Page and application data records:
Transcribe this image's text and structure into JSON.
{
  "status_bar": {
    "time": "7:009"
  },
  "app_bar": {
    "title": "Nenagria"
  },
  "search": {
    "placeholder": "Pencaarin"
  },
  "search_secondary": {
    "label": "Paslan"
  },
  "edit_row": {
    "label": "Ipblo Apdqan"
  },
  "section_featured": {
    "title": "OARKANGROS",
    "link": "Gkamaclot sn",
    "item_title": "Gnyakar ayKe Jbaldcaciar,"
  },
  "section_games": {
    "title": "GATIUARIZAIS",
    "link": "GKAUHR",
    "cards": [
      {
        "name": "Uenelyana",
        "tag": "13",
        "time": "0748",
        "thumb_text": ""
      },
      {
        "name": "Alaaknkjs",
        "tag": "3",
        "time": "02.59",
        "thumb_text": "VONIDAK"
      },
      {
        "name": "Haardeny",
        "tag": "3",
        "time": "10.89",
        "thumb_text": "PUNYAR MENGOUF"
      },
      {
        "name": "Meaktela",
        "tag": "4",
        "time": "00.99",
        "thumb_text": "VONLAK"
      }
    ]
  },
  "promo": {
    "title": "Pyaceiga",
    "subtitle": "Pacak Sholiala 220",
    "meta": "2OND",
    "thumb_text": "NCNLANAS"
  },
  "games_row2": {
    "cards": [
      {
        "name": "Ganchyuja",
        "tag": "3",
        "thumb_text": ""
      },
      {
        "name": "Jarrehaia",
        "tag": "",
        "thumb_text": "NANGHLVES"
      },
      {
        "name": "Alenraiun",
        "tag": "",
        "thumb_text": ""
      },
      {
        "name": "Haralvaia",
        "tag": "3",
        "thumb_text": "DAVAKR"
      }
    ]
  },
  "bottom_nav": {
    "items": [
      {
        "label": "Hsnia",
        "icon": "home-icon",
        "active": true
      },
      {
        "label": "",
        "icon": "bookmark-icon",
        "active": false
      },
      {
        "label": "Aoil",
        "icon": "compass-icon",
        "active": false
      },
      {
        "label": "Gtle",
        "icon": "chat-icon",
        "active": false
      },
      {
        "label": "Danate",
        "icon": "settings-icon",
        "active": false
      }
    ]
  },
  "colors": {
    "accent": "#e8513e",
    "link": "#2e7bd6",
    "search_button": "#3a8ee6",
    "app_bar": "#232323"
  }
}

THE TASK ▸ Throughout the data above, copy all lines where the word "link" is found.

RESPONSE TO THE EXERCISE ▸
    "link": "Gkamaclot sn",
    "link": "GKAUHR",
    "link": "#2e7bd6",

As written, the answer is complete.